Letter to the Editor
By Lauren Palumbo
Boston Globe Magazine
October 12, 2014
We commend the Patrick administration for implementing the food waste ban as more than 40 percent of the food produced in the United States goes to waste, which equates to 100 billion pounds of fruits, vegetables, meats, etc. thrown in the garbage every year. This is the single largest source of solid waste in our landfills. In Massachusetts alone, food waste makes up 25 percent of the waste stream. But while composting has its benefits, we first need to look at donations. Donating food will not only help affected businesses comply with the ban, but it will also help an entire demographic of our population that is food insecure and cannot access fresh foods.

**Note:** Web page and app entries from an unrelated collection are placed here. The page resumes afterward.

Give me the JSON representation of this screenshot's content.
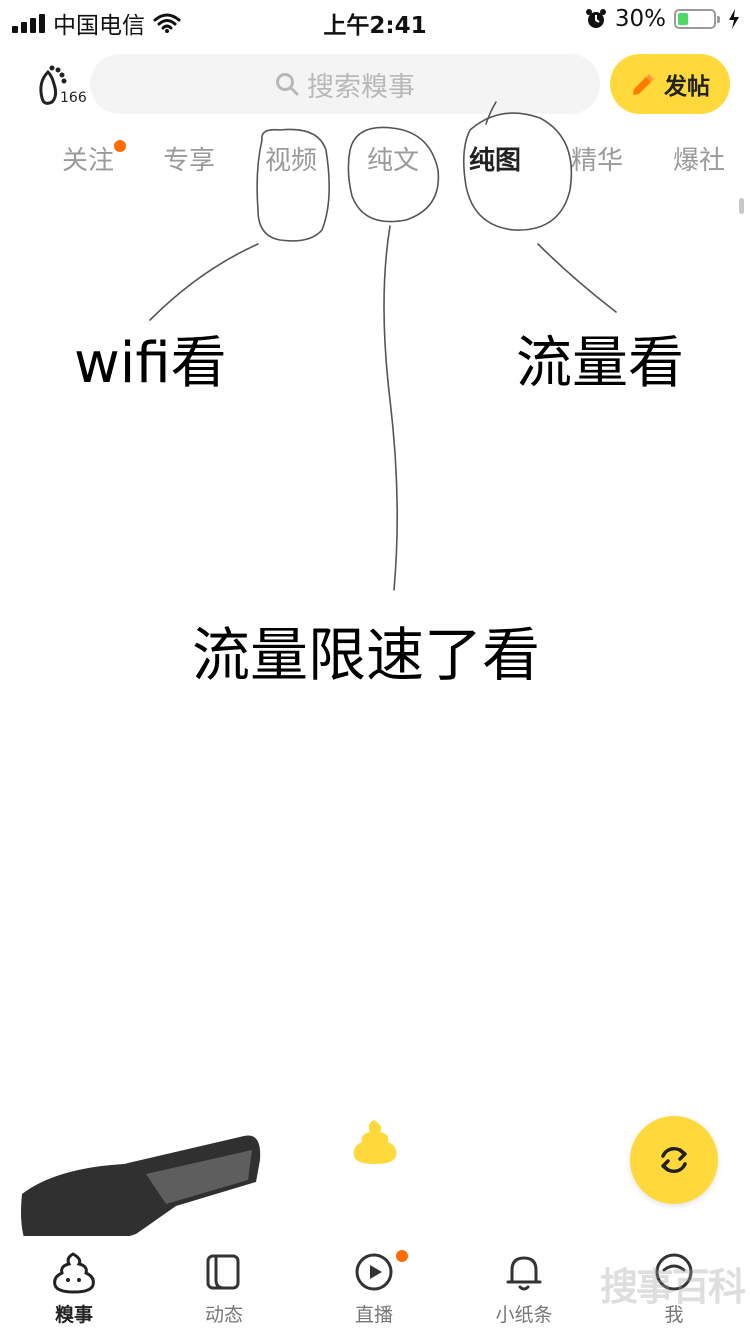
{
  "status_bar": {
    "carrier": "中国电信",
    "time": "上午2:41",
    "battery_percent": "30%",
    "battery_level": 0.3
  },
  "header": {
    "logo_count": "166",
    "search_placeholder": "搜索糗事",
    "post_label": "发帖"
  },
  "tabs": [
    {
      "label": "关注",
      "badge": true
    },
    {
      "label": "专享"
    },
    {
      "label": "视频"
    },
    {
      "label": "纯文"
    },
    {
      "label": "纯图",
      "active": true
    },
    {
      "label": "精华"
    },
    {
      "label": "爆社"
    }
  ],
  "annotations": {
    "wifi": "wifi看",
    "data": "流量看",
    "throttled": "流量限速了看"
  },
  "bottom_nav": [
    {
      "label": "糗事",
      "icon": "poop-icon",
      "active": true
    },
    {
      "label": "动态",
      "icon": "book-icon"
    },
    {
      "label": "直播",
      "icon": "play-icon",
      "badge": true
    },
    {
      "label": "小纸条",
      "icon": "bell-icon"
    },
    {
      "label": "我",
      "icon": "face-icon"
    }
  ],
  "watermark": "搜事百科",
  "colors": {
    "accent_yellow": "#ffd93b",
    "badge_orange": "#ff6b00",
    "battery_green": "#4cd964"
  }
}
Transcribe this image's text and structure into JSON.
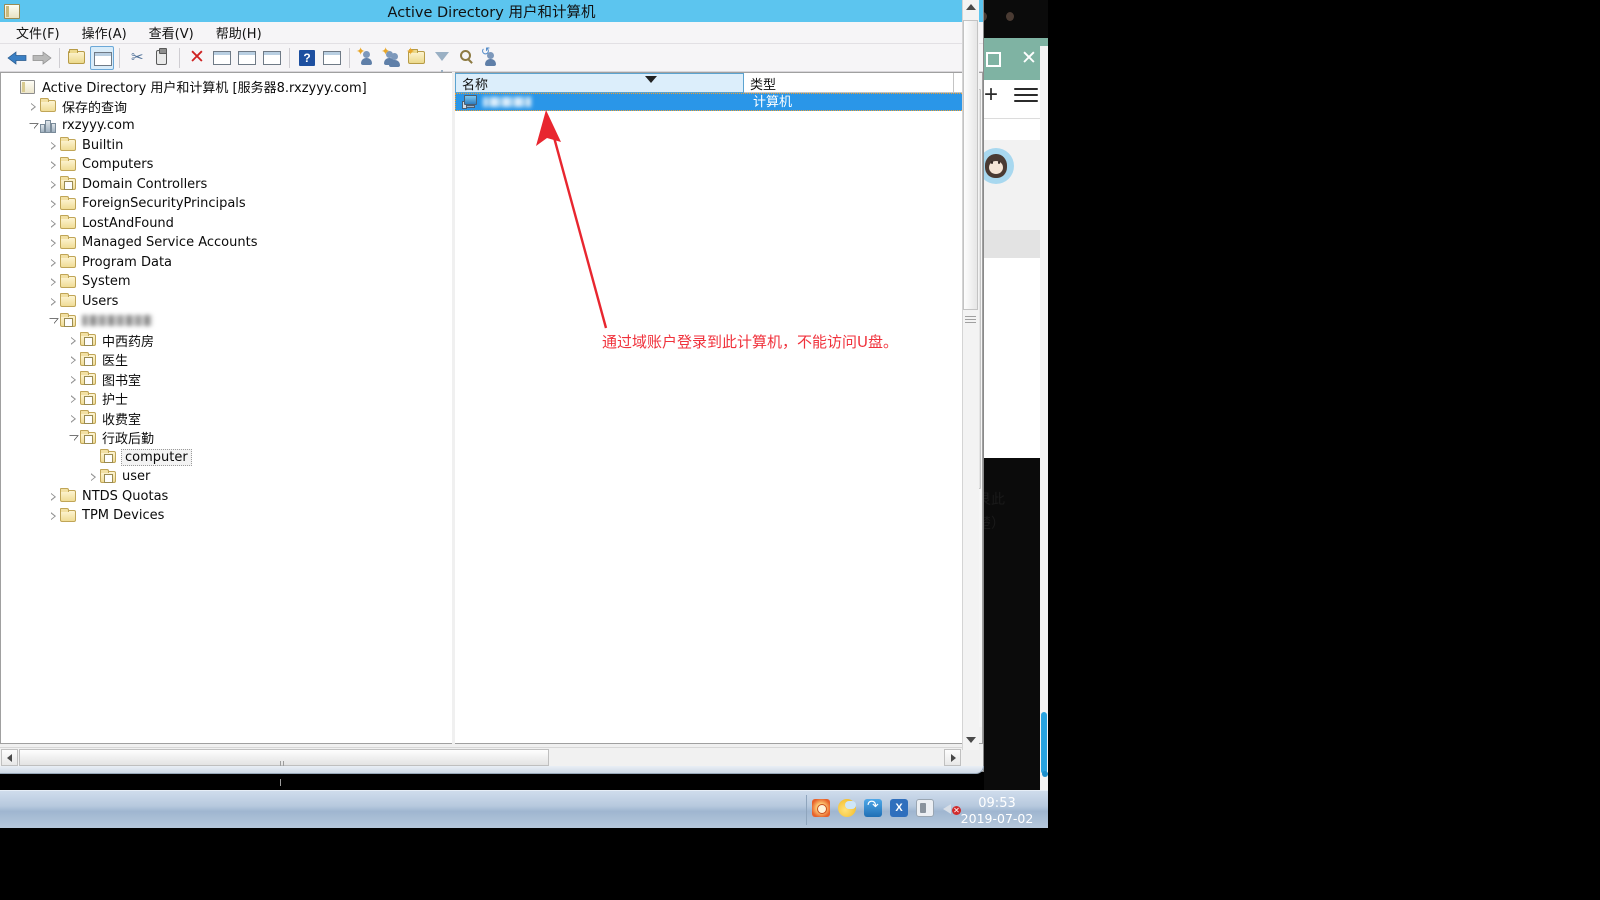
{
  "window": {
    "title": "Active Directory 用户和计算机",
    "title_icon": "console-icon"
  },
  "menu": {
    "items": [
      {
        "label": "文件(F)",
        "name": "menu-file"
      },
      {
        "label": "操作(A)",
        "name": "menu-action"
      },
      {
        "label": "查看(V)",
        "name": "menu-view"
      },
      {
        "label": "帮助(H)",
        "name": "menu-help"
      }
    ]
  },
  "toolbar": {
    "buttons": [
      {
        "name": "back-icon",
        "glyph": "←"
      },
      {
        "name": "forward-icon",
        "glyph": "→"
      },
      {
        "name": "up-one-level-icon",
        "glyph": "folder-up"
      },
      {
        "name": "show-hide-console-tree-icon",
        "glyph": "console-tree"
      },
      {
        "name": "cut-icon",
        "glyph": "✄"
      },
      {
        "name": "paste-icon",
        "glyph": "clipboard"
      },
      {
        "name": "delete-icon",
        "glyph": "✕"
      },
      {
        "name": "properties-icon",
        "glyph": "properties"
      },
      {
        "name": "refresh-icon",
        "glyph": "refresh"
      },
      {
        "name": "export-list-icon",
        "glyph": "export"
      },
      {
        "name": "help-icon",
        "glyph": "?"
      },
      {
        "name": "show-action-pane-icon",
        "glyph": "action-pane"
      },
      {
        "name": "new-user-icon",
        "glyph": "new-user"
      },
      {
        "name": "new-group-icon",
        "glyph": "new-group"
      },
      {
        "name": "new-organizational-unit-icon",
        "glyph": "new-ou"
      },
      {
        "name": "filter-icon",
        "glyph": "funnel"
      },
      {
        "name": "find-icon",
        "glyph": "magnifier"
      },
      {
        "name": "set-domain-icon",
        "glyph": "domain-users"
      }
    ]
  },
  "tree": {
    "nodes": [
      {
        "label": "Active Directory 用户和计算机 [服务器8.rxzyyy.com]",
        "icon": "console-root-icon",
        "indent": 0,
        "state": "none",
        "name": "tree-item-root"
      },
      {
        "label": "保存的查询",
        "icon": "folder-icon",
        "indent": 1,
        "state": "collapsed",
        "name": "tree-item-saved-queries"
      },
      {
        "label": "rxzyyy.com",
        "icon": "domain-icon",
        "indent": 1,
        "state": "expanded",
        "name": "tree-item-domain"
      },
      {
        "label": "Builtin",
        "icon": "folder-icon",
        "indent": 2,
        "state": "collapsed",
        "name": "tree-item-builtin"
      },
      {
        "label": "Computers",
        "icon": "folder-icon",
        "indent": 2,
        "state": "collapsed",
        "name": "tree-item-computers"
      },
      {
        "label": "Domain Controllers",
        "icon": "ou-icon",
        "indent": 2,
        "state": "collapsed",
        "name": "tree-item-domain-controllers"
      },
      {
        "label": "ForeignSecurityPrincipals",
        "icon": "folder-icon",
        "indent": 2,
        "state": "collapsed",
        "name": "tree-item-foreign-security-principals"
      },
      {
        "label": "LostAndFound",
        "icon": "folder-icon",
        "indent": 2,
        "state": "collapsed",
        "name": "tree-item-lost-and-found"
      },
      {
        "label": "Managed Service Accounts",
        "icon": "folder-icon",
        "indent": 2,
        "state": "collapsed",
        "name": "tree-item-managed-service-accounts"
      },
      {
        "label": "Program Data",
        "icon": "folder-icon",
        "indent": 2,
        "state": "collapsed",
        "name": "tree-item-program-data"
      },
      {
        "label": "System",
        "icon": "folder-icon",
        "indent": 2,
        "state": "collapsed",
        "name": "tree-item-system"
      },
      {
        "label": "Users",
        "icon": "folder-icon",
        "indent": 2,
        "state": "collapsed",
        "name": "tree-item-users"
      },
      {
        "label": "",
        "redacted": true,
        "icon": "ou-icon",
        "indent": 2,
        "state": "expanded",
        "name": "tree-item-redacted-ou"
      },
      {
        "label": "中西药房",
        "icon": "ou-icon",
        "indent": 3,
        "state": "collapsed",
        "name": "tree-item-zhongxiyaofang"
      },
      {
        "label": "医生",
        "icon": "ou-icon",
        "indent": 3,
        "state": "collapsed",
        "name": "tree-item-yisheng"
      },
      {
        "label": "图书室",
        "icon": "ou-icon",
        "indent": 3,
        "state": "collapsed",
        "name": "tree-item-tushushi"
      },
      {
        "label": "护士",
        "icon": "ou-icon",
        "indent": 3,
        "state": "collapsed",
        "name": "tree-item-hushi"
      },
      {
        "label": "收费室",
        "icon": "ou-icon",
        "indent": 3,
        "state": "collapsed",
        "name": "tree-item-shoufeishi"
      },
      {
        "label": "行政后勤",
        "icon": "ou-icon",
        "indent": 3,
        "state": "expanded",
        "name": "tree-item-xingzhenghouqin"
      },
      {
        "label": "computer",
        "icon": "ou-icon",
        "indent": 4,
        "state": "none",
        "selected": true,
        "name": "tree-item-computer"
      },
      {
        "label": "user",
        "icon": "ou-icon",
        "indent": 4,
        "state": "collapsed",
        "name": "tree-item-user"
      },
      {
        "label": "NTDS Quotas",
        "icon": "folder-icon",
        "indent": 2,
        "state": "collapsed",
        "name": "tree-item-ntds-quotas"
      },
      {
        "label": "TPM Devices",
        "icon": "folder-icon",
        "indent": 2,
        "state": "collapsed",
        "name": "tree-item-tpm-devices"
      }
    ]
  },
  "list": {
    "columns": [
      {
        "label": "名称",
        "name": "column-header-name",
        "sorted": true
      },
      {
        "label": "类型",
        "name": "column-header-type"
      }
    ],
    "rows": [
      {
        "name": "",
        "redacted": true,
        "type": "计算机",
        "icon": "computer-icon",
        "selected": true
      }
    ]
  },
  "annotation": {
    "text": "通过域账户登录到此计算机，不能访问U盘。",
    "color": "#f0323c",
    "arrow_color": "#e8262f"
  },
  "background_window": {
    "maximize_icon": "maximize-icon",
    "close_icon": "close-icon",
    "add_icon": "plus-icon",
    "menu_icon": "hamburger-icon",
    "avatar_icon": "monkey-avatar-icon",
    "clipped_text_1": "艮此",
    "clipped_text_2": "楚）"
  },
  "taskbar": {
    "tray_icons": [
      {
        "name": "tray-security-icon"
      },
      {
        "name": "tray-cloud-icon"
      },
      {
        "name": "tray-sync-icon"
      },
      {
        "name": "tray-excel-icon"
      },
      {
        "name": "tray-device-icon"
      },
      {
        "name": "tray-volume-muted-icon"
      }
    ],
    "time": "09:53",
    "date": "2019-07-02"
  }
}
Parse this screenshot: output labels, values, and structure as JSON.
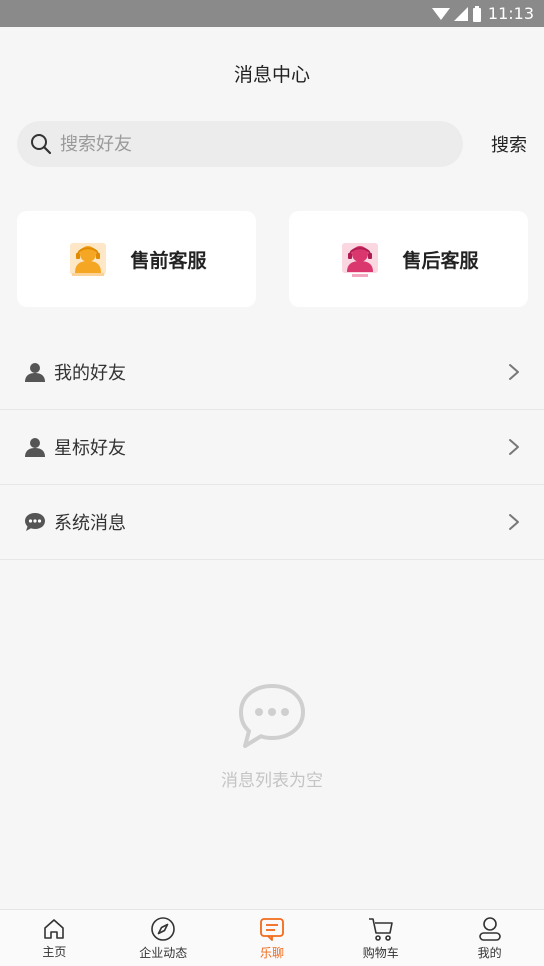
{
  "status_bar": {
    "time": "11:13"
  },
  "header": {
    "title": "消息中心"
  },
  "search": {
    "placeholder": "搜索好友",
    "value": "",
    "button_label": "搜索"
  },
  "service_cards": [
    {
      "label": "售前客服",
      "icon": "customer-service-orange-icon",
      "color": "#f5a623"
    },
    {
      "label": "售后客服",
      "icon": "customer-service-pink-icon",
      "color": "#d9376e"
    }
  ],
  "menu": {
    "items": [
      {
        "label": "我的好友",
        "icon": "person-icon"
      },
      {
        "label": "星标好友",
        "icon": "person-icon"
      },
      {
        "label": "系统消息",
        "icon": "chat-bubble-icon"
      }
    ]
  },
  "empty_state": {
    "text": "消息列表为空",
    "icon": "chat-bubble-outline-icon"
  },
  "tabbar": {
    "tabs": [
      {
        "label": "主页",
        "icon": "home-icon"
      },
      {
        "label": "企业动态",
        "icon": "compass-icon"
      },
      {
        "label": "乐聊",
        "icon": "message-icon",
        "active": true
      },
      {
        "label": "购物车",
        "icon": "cart-icon"
      },
      {
        "label": "我的",
        "icon": "user-icon"
      }
    ]
  },
  "colors": {
    "accent": "#f26a1b",
    "background": "#f6f6f6"
  }
}
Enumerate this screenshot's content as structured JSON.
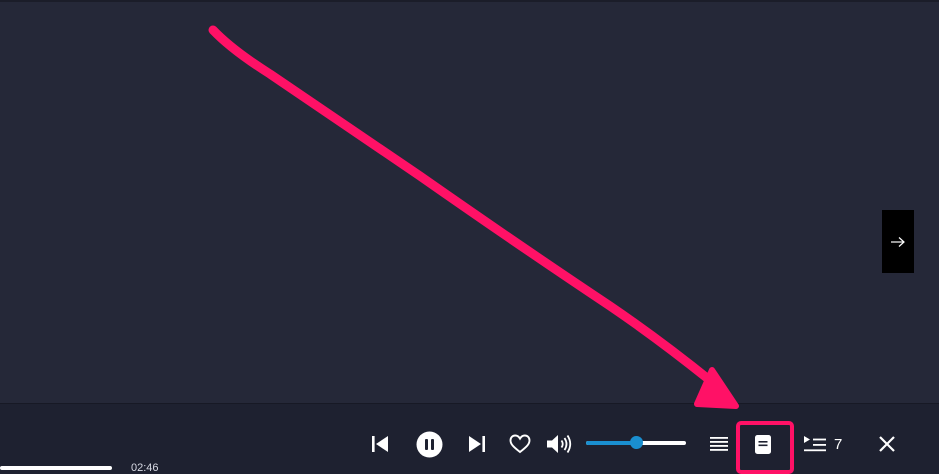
{
  "player": {
    "elapsed_time": "02:46",
    "progress_fraction": 0.08,
    "volume_fraction": 0.5,
    "queue_count": "7"
  },
  "icons": {
    "next_panel": "arrow-right-icon",
    "previous": "skip-previous-icon",
    "play_pause": "pause-icon",
    "next": "skip-next-icon",
    "favorite": "heart-outline-icon",
    "volume": "volume-high-icon",
    "lyrics": "text-lines-icon",
    "book": "book-icon",
    "queue": "playlist-play-icon",
    "close": "close-icon"
  },
  "colors": {
    "background": "#252838",
    "player_bar": "#1e2130",
    "accent": "#1a8fd0",
    "annotation": "#ff1166",
    "icon": "#ffffff"
  }
}
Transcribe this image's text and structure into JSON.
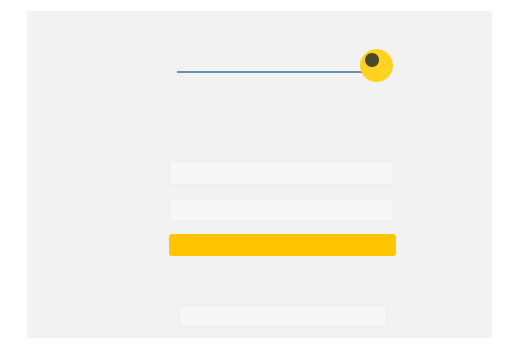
{
  "header": {
    "logo_text": "",
    "badge_icon": "yellow-round-badge"
  },
  "login": {
    "title": "",
    "subtitle": ""
  },
  "form": {
    "email_placeholder": "",
    "password_placeholder": "",
    "submit_label": ""
  },
  "links": {
    "forgot_password": "",
    "divider": "",
    "register_label": "",
    "footer": ""
  },
  "colors": {
    "background": "#f2f2f2",
    "accent": "#ffc600",
    "link": "#5f86b0"
  }
}
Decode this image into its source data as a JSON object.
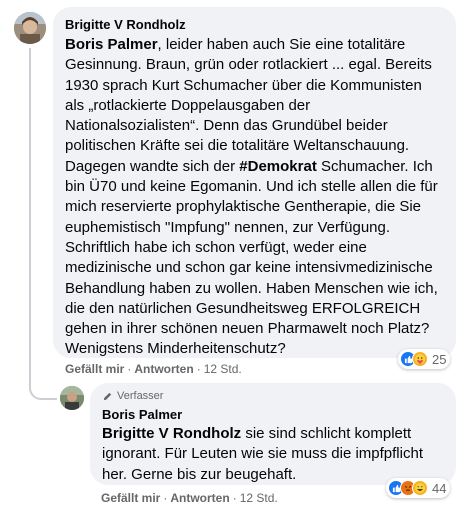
{
  "comment": {
    "author": "Brigitte V Rondholz",
    "mention": "Boris Palmer",
    "text_before_hashtag": ", leider haben auch Sie eine totalitäre Gesinnung. Braun, grün oder rotlackiert ... egal. Bereits 1930 sprach Kurt Schumacher über die Kommunisten als „rotlackierte Doppelausgaben der Nationalsozialisten“. Denn das Grundübel beider politischen Kräfte sei die totalitäre Weltanschauung. Dagegen wandte sich der ",
    "hashtag": "#Demokrat",
    "text_after_hashtag": " Schumacher. Ich bin Ü70 und keine Egomanin. Und ich stelle allen die für mich reservierte prophylaktische Gentherapie, die Sie euphemistisch \"Impfung\" nennen, zur Verfügung. Schriftlich habe ich schon verfügt, weder eine medizinische und schon gar keine intensivmedizinische Behandlung haben zu wollen. Haben Menschen wie ich, die den natürlichen Gesundheitsweg ERFOLGREICH gehen in ihrer schönen neuen Pharmawelt noch Platz? Wenigstens Minderheitenschutz?",
    "like_label": "Gefällt mir",
    "reply_label": "Antworten",
    "time": "12 Std.",
    "reaction_count": "25",
    "reaction_icons": [
      "like-icon",
      "care-icon"
    ]
  },
  "reply": {
    "badge": "Verfasser",
    "author": "Boris Palmer",
    "mention": "Brigitte V Rondholz",
    "text": " sie sind schlicht komplett ignorant. Für Leuten wie sie muss die impfpflicht her. Gerne bis zur beugehaft.",
    "like_label": "Gefällt mir",
    "reply_label": "Antworten",
    "time": "12 Std.",
    "reaction_count": "44",
    "reaction_icons": [
      "like-icon",
      "angry-icon",
      "haha-icon"
    ]
  },
  "separator": "·",
  "colors": {
    "bubble": "#f0f2f5",
    "like_blue": "#1877f2",
    "muted": "#65676b"
  }
}
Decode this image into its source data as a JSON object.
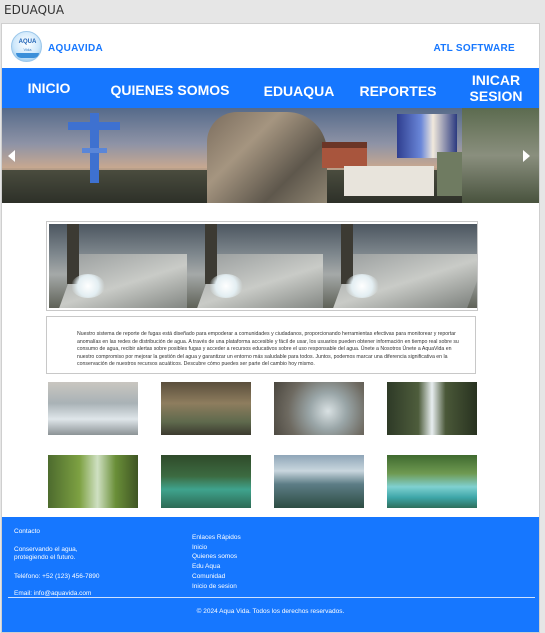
{
  "window": {
    "title": "EDUAQUA"
  },
  "header": {
    "logo_text": "AQUA",
    "logo_subtext": "Vida",
    "brand": "AQUAVIDA",
    "company": "ATL SOFTWARE"
  },
  "nav": {
    "items": [
      {
        "label": "INICIO"
      },
      {
        "label": "QUIENES SOMOS"
      },
      {
        "label": "EDUAQUA"
      },
      {
        "label": "REPORTES"
      },
      {
        "label": "INICAR SESION"
      }
    ]
  },
  "about": {
    "text": "Nuestro sistema de reporte de fugas está diseñado para empoderar a comunidades y ciudadanos, proporcionando herramientas efectivas para monitorear y reportar anomalías en las redes de distribución de agua. A través de una plataforma accesible y fácil de usar, los usuarios pueden obtener información en tiempo real sobre su consumo de agua, recibir alertas sobre posibles fugas y acceder a recursos educativos sobre el uso responsable del agua. Únete a Nosotros Únete a AquaVida en nuestro compromiso por mejorar la gestión del agua y garantizar un entorno más saludable para todos. Juntos, podemos marcar una diferencia significativa en la conservación de nuestros recursos acuáticos. Descubre cómo puedes ser parte del cambio hoy mismo."
  },
  "footer": {
    "contact_heading": "Contacto",
    "slogan_line1": "Conservando el agua,",
    "slogan_line2": "protegiendo el futuro.",
    "phone": "Teléfono: +52 (123) 456-7890",
    "email": "Email: info@aquavida.com",
    "links_heading": "Enlaces Rápidos",
    "links": [
      "Inicio",
      "Quienes somos",
      "Edu Aqua",
      "Comunidad",
      "Inicio de sesion"
    ],
    "copyright": "© 2024 Aqua Vida. Todos los derechos reservados."
  },
  "colors": {
    "primary": "#1677ff",
    "brand_text": "#1677ff"
  },
  "icons": {
    "carousel_prev": "chevron-left-icon",
    "carousel_next": "chevron-right-icon"
  }
}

Donating culled fruits and vegetables, close-dated dairy and proteins, prepared items, and other fresh foods helps feed the people struggling with hunger. Businesses can take a tax deduction on their donation and reduce their waste hauling fees, all while complying with the new waste ban and improving the health of our environment. The actual process of food donation is incredibly simple. Lovin’ Spoonfuls is the leading food rescue agency in Greater Boston providing a straightforward, efficient, and safe system with trained and certified drivers. Our operations are logistically sound, and focused on preventing food waste, curbing food insecurity, and benefiting our communities and our environment.